_WORK ORDER_
Take the listing that follows and copy it precisely.

_EXTRACTED INFORMATION_
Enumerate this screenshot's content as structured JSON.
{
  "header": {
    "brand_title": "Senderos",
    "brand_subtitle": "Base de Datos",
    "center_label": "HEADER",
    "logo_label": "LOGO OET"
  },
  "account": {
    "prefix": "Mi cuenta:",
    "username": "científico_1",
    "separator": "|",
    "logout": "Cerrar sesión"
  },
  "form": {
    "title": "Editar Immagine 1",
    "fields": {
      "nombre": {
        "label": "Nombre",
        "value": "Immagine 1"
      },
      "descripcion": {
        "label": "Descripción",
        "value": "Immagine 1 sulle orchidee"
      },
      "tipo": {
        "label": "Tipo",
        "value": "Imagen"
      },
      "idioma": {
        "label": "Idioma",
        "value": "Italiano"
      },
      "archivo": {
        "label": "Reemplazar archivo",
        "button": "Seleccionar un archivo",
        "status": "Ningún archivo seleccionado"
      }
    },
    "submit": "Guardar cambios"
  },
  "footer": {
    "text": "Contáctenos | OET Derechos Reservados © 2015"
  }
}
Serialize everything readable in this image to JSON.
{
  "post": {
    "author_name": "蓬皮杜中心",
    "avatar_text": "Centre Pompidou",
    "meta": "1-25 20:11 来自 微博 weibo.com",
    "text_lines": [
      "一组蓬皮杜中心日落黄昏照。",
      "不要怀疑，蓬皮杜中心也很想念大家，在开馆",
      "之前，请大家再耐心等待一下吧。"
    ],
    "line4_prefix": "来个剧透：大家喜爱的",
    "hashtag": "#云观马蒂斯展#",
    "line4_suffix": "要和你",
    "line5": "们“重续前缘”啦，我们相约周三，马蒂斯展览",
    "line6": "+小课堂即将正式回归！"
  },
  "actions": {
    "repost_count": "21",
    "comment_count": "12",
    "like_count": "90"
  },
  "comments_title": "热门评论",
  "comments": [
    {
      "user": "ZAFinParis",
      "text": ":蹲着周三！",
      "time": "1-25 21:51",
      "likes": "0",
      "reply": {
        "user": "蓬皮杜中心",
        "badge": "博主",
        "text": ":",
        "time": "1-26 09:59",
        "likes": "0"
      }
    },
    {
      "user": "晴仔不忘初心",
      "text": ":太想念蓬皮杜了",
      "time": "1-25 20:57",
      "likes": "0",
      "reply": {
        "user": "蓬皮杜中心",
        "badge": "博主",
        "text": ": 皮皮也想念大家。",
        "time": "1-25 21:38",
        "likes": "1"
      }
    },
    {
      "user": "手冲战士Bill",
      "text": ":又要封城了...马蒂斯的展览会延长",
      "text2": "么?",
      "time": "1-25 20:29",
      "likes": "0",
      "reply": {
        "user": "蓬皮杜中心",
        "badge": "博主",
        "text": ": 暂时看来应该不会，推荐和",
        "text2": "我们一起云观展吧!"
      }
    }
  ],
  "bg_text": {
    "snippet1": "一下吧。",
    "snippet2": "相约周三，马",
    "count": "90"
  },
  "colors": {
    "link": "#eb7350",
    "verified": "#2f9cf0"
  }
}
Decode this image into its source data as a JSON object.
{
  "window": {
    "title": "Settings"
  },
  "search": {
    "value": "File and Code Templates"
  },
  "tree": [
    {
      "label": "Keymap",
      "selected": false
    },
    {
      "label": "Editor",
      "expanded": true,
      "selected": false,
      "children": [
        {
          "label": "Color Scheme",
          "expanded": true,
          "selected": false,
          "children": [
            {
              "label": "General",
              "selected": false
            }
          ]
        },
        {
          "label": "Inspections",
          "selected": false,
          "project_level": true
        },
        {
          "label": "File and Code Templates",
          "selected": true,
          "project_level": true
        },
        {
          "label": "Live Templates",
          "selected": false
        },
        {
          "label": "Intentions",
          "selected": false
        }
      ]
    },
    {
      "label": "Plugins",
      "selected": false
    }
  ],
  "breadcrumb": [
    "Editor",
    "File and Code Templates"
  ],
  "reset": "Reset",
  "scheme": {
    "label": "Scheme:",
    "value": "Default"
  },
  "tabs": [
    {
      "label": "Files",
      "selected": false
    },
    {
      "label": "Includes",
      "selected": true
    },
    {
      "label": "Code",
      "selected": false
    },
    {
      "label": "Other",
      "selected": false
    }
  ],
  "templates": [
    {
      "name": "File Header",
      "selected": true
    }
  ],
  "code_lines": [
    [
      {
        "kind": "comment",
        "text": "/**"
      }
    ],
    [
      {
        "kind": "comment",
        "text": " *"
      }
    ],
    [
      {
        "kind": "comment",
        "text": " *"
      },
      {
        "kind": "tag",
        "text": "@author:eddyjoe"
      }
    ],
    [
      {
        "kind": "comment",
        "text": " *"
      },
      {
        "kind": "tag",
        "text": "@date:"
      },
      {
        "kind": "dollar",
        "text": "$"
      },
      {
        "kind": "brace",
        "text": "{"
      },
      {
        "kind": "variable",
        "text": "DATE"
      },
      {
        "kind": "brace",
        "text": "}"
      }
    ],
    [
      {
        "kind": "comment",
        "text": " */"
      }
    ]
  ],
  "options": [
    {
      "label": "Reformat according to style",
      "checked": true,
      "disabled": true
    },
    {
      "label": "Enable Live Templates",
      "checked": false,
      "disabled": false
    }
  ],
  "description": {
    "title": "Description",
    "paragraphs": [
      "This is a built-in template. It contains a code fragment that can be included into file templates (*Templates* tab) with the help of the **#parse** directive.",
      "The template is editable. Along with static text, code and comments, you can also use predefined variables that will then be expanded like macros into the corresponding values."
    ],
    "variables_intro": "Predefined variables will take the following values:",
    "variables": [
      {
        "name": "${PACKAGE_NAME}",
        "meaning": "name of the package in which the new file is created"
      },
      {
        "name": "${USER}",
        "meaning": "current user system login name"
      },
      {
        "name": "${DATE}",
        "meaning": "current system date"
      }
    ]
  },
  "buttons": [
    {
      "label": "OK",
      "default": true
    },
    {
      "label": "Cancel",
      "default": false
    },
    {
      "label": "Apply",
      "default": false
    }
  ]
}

_FINISHED TASK_
Enumerate this screenshot's content as structured JSON.
{
  "header": {
    "brand_title": "Senderos",
    "brand_subtitle": "Base de Datos",
    "center_label": "HEADER",
    "logo_label": "LOGO OET"
  },
  "account": {
    "prefix": "Mi cuenta:",
    "username": "científico_1",
    "separator": "|",
    "logout": "Cerrar sesión"
  },
  "form": {
    "title": "Editar Immagine 1",
    "fields": {
      "nombre": {
        "label": "Nombre",
        "value": "Immagine 1"
      },
      "descripcion": {
        "label": "Descripción",
        "value": "Immagine 1 sulle orchidee"
      },
      "tipo": {
        "label": "Tipo",
        "value": "Imagen"
      },
      "idioma": {
        "label": "Idioma",
        "value": "Italiano"
      },
      "archivo": {
        "label": "Reemplazar archivo",
        "button": "Seleccionar un archivo",
        "status": "Ningún archivo seleccionado"
      }
    },
    "submit": "Guardar cambios"
  },
  "footer": {
    "text": "Contáctenos | OET Derechos Reservados © 2015"
  }
}
Serialize everything readable in this image to JSON.
{
  "post": {
    "author_name": "蓬皮杜中心",
    "avatar_text": "Centre Pompidou",
    "meta": "1-25 20:11 来自 微博 weibo.com",
    "text_lines": [
      "一组蓬皮杜中心日落黄昏照。",
      "不要怀疑，蓬皮杜中心也很想念大家，在开馆",
      "之前，请大家再耐心等待一下吧。"
    ],
    "line4_prefix": "来个剧透：大家喜爱的",
    "hashtag": "#云观马蒂斯展#",
    "line4_suffix": "要和你",
    "line5": "们“重续前缘”啦，我们相约周三，马蒂斯展览",
    "line6": "+小课堂即将正式回归！"
  },
  "actions": {
    "repost_count": "21",
    "comment_count": "12",
    "like_count": "90"
  },
  "comments_title": "热门评论",
  "comments": [
    {
      "user": "ZAFinParis",
      "text": ":蹲着周三！",
      "time": "1-25 21:51",
      "likes": "0",
      "reply": {
        "user": "蓬皮杜中心",
        "badge": "博主",
        "text": ":",
        "time": "1-26 09:59",
        "likes": "0"
      }
    },
    {
      "user": "晴仔不忘初心",
      "text": ":太想念蓬皮杜了",
      "time": "1-25 20:57",
      "likes": "0",
      "reply": {
        "user": "蓬皮杜中心",
        "badge": "博主",
        "text": ": 皮皮也想念大家。",
        "time": "1-25 21:38",
        "likes": "1"
      }
    },
    {
      "user": "手冲战士Bill",
      "text": ":又要封城了...马蒂斯的展览会延长",
      "text2": "么?",
      "time": "1-25 20:29",
      "likes": "0",
      "reply": {
        "user": "蓬皮杜中心",
        "badge": "博主",
        "text": ": 暂时看来应该不会，推荐和",
        "text2": "我们一起云观展吧!"
      }
    }
  ],
  "bg_text": {
    "snippet1": "一下吧。",
    "snippet2": "相约周三，马",
    "count": "90"
  },
  "colors": {
    "link": "#eb7350",
    "verified": "#2f9cf0"
  }
}
Decode this image into its source data as a JSON object.
{
  "window": {
    "title": "Settings"
  },
  "search": {
    "value": "File and Code Templates"
  },
  "tree": [
    {
      "label": "Keymap",
      "selected": false
    },
    {
      "label": "Editor",
      "expanded": true,
      "selected": false,
      "children": [
        {
          "label": "Color Scheme",
          "expanded": true,
          "selected": false,
          "children": [
            {
              "label": "General",
              "selected": false
            }
          ]
        },
        {
          "label": "Inspections",
          "selected": false,
          "project_level": true
        },
        {
          "label": "File and Code Templates",
          "selected": true,
          "project_level": true
        },
        {
          "label": "Live Templates",
          "selected": false
        },
        {
          "label": "Intentions",
          "selected": false
        }
      ]
    },
    {
      "label": "Plugins",
      "selected": false
    }
  ],
  "breadcrumb": [
    "Editor",
    "File and Code Templates"
  ],
  "reset": "Reset",
  "scheme": {
    "label": "Scheme:",
    "value": "Default"
  },
  "tabs": [
    {
      "label": "Files",
      "selected": false
    },
    {
      "label": "Includes",
      "selected": true
    },
    {
      "label": "Code",
      "selected": false
    },
    {
      "label": "Other",
      "selected": false
    }
  ],
  "templates": [
    {
      "name": "File Header",
      "selected": true
    }
  ],
  "code_lines": [
    [
      {
        "kind": "comment",
        "text": "/**"
      }
    ],
    [
      {
        "kind": "comment",
        "text": " *"
      }
    ],
    [
      {
        "kind": "comment",
        "text": " *"
      },
      {
        "kind": "tag",
        "text": "@author:eddyjoe"
      }
    ],
    [
      {
        "kind": "comment",
        "text": " *"
      },
      {
        "kind": "tag",
        "text": "@date:"
      },
      {
        "kind": "dollar",
        "text": "$"
      },
      {
        "kind": "brace",
        "text": "{"
      },
      {
        "kind": "variable",
        "text": "DATE"
      },
      {
        "kind": "brace",
        "text": "}"
      }
    ],
    [
      {
        "kind": "comment",
        "text": " */"
      }
    ]
  ],
  "options": [
    {
      "label": "Reformat according to style",
      "checked": true,
      "disabled": true
    },
    {
      "label": "Enable Live Templates",
      "checked": false,
      "disabled": false
    }
  ],
  "description": {
    "title": "Description",
    "paragraphs": [
      "This is a built-in template. It contains a code fragment that can be included into file templates (*Templates* tab) with the help of the **#parse** directive.",
      "The template is editable. Along with static text, code and comments, you can also use predefined variables that will then be expanded like macros into the corresponding values."
    ],
    "variables_intro": "Predefined variables will take the following values:",
    "variables": [
      {
        "name": "${PACKAGE_NAME}",
        "meaning": "name of the package in which the new file is created"
      },
      {
        "name": "${USER}",
        "meaning": "current user system login name"
      },
      {
        "name": "${DATE}",
        "meaning": "current system date"
      }
    ]
  },
  "buttons": [
    {
      "label": "OK",
      "default": true
    },
    {
      "label": "Cancel",
      "default": false
    },
    {
      "label": "Apply",
      "default": false
    }
  ]
}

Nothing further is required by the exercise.